(DATASET EXCERPTS)

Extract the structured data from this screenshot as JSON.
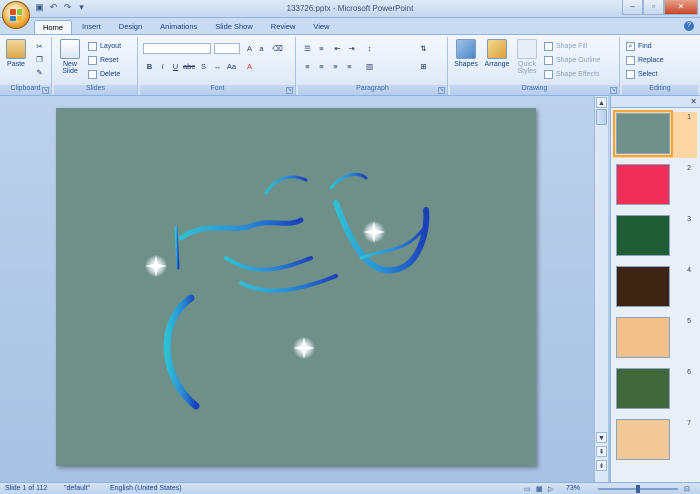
{
  "window": {
    "title": "133726.pptx - Microsoft PowerPoint"
  },
  "quick_access": [
    {
      "icon": "save-icon",
      "glyph": "▣"
    },
    {
      "icon": "undo-icon",
      "glyph": "↶"
    },
    {
      "icon": "redo-icon",
      "glyph": "↷"
    },
    {
      "icon": "customize-icon",
      "glyph": "▾"
    }
  ],
  "tabs": [
    "Home",
    "Insert",
    "Design",
    "Animations",
    "Slide Show",
    "Review",
    "View"
  ],
  "active_tab": "Home",
  "ribbon": {
    "clipboard": {
      "label": "Clipboard",
      "paste": "Paste"
    },
    "slides": {
      "label": "Slides",
      "new_slide_1": "New",
      "new_slide_2": "Slide",
      "layout": "Layout",
      "reset": "Reset",
      "delete": "Delete"
    },
    "font": {
      "label": "Font"
    },
    "paragraph": {
      "label": "Paragraph"
    },
    "drawing": {
      "label": "Drawing",
      "shapes": "Shapes",
      "arrange": "Arrange",
      "quick_styles_1": "Quick",
      "quick_styles_2": "Styles",
      "shape_fill": "Shape Fill",
      "shape_outline": "Shape Outline",
      "shape_effects": "Shape Effects"
    },
    "editing": {
      "label": "Editing",
      "find": "Find",
      "replace": "Replace",
      "select": "Select"
    }
  },
  "status": {
    "slide": "Slide 1 of 112",
    "theme": "\"default\"",
    "language": "English (United States)",
    "zoom": "73%"
  },
  "thumbnails": [
    {
      "num": "1",
      "bg": "#6f9089",
      "selected": true
    },
    {
      "num": "2",
      "bg": "#ef2f5a",
      "selected": false
    },
    {
      "num": "3",
      "bg": "#1f5e34",
      "selected": false
    },
    {
      "num": "4",
      "bg": "#3d2413",
      "selected": false
    },
    {
      "num": "5",
      "bg": "#f3c08b",
      "selected": false
    },
    {
      "num": "6",
      "bg": "#41683d",
      "selected": false
    },
    {
      "num": "7",
      "bg": "#f2c896",
      "selected": false
    }
  ],
  "colors": {
    "accent": "#15428b",
    "slide_bg": "#6f9089",
    "selection": "#f1a53b"
  }
}
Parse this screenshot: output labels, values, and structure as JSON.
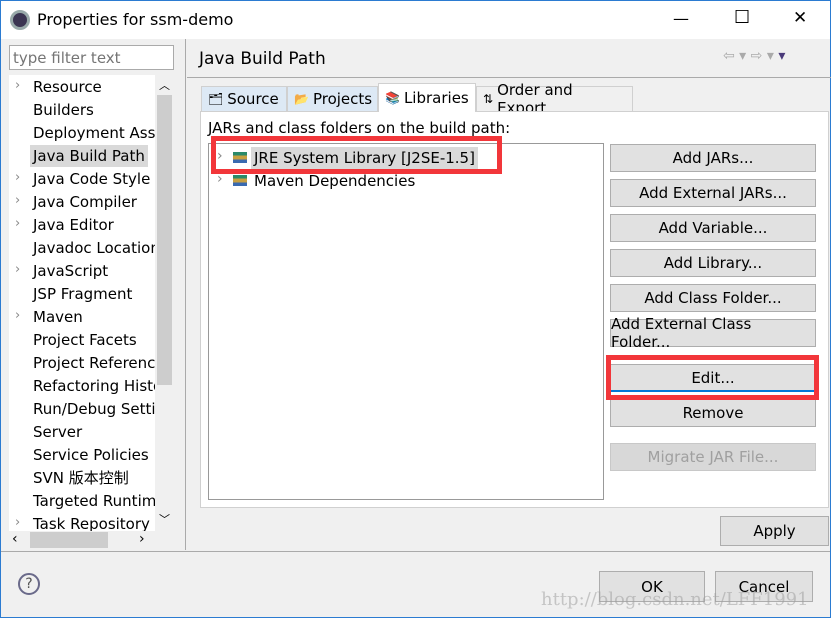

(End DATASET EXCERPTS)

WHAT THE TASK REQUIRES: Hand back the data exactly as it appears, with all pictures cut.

WRITTEN ANSWER:
Extract the structured data from this screenshot as JSON.
{
  "window": {
    "title": "133726.pptx - Microsoft PowerPoint"
  },
  "quick_access": [
    {
      "icon": "save-icon",
      "glyph": "▣"
    },
    {
      "icon": "undo-icon",
      "glyph": "↶"
    },
    {
      "icon": "redo-icon",
      "glyph": "↷"
    },
    {
      "icon": "customize-icon",
      "glyph": "▾"
    }
  ],
  "tabs": [
    "Home",
    "Insert",
    "Design",
    "Animations",
    "Slide Show",
    "Review",
    "View"
  ],
  "active_tab": "Home",
  "ribbon": {
    "clipboard": {
      "label": "Clipboard",
      "paste": "Paste"
    },
    "slides": {
      "label": "Slides",
      "new_slide_1": "New",
      "new_slide_2": "Slide",
      "layout": "Layout",
      "reset": "Reset",
      "delete": "Delete"
    },
    "font": {
      "label": "Font"
    },
    "paragraph": {
      "label": "Paragraph"
    },
    "drawing": {
      "label": "Drawing",
      "shapes": "Shapes",
      "arrange": "Arrange",
      "quick_styles_1": "Quick",
      "quick_styles_2": "Styles",
      "shape_fill": "Shape Fill",
      "shape_outline": "Shape Outline",
      "shape_effects": "Shape Effects"
    },
    "editing": {
      "label": "Editing",
      "find": "Find",
      "replace": "Replace",
      "select": "Select"
    }
  },
  "status": {
    "slide": "Slide 1 of 112",
    "theme": "\"default\"",
    "language": "English (United States)",
    "zoom": "73%"
  },
  "thumbnails": [
    {
      "num": "1",
      "bg": "#6f9089",
      "selected": true
    },
    {
      "num": "2",
      "bg": "#ef2f5a",
      "selected": false
    },
    {
      "num": "3",
      "bg": "#1f5e34",
      "selected": false
    },
    {
      "num": "4",
      "bg": "#3d2413",
      "selected": false
    },
    {
      "num": "5",
      "bg": "#f3c08b",
      "selected": false
    },
    {
      "num": "6",
      "bg": "#41683d",
      "selected": false
    },
    {
      "num": "7",
      "bg": "#f2c896",
      "selected": false
    }
  ],
  "colors": {
    "accent": "#15428b",
    "slide_bg": "#6f9089",
    "selection": "#f1a53b"
  }
}
Parse this screenshot: output labels, values, and structure as JSON.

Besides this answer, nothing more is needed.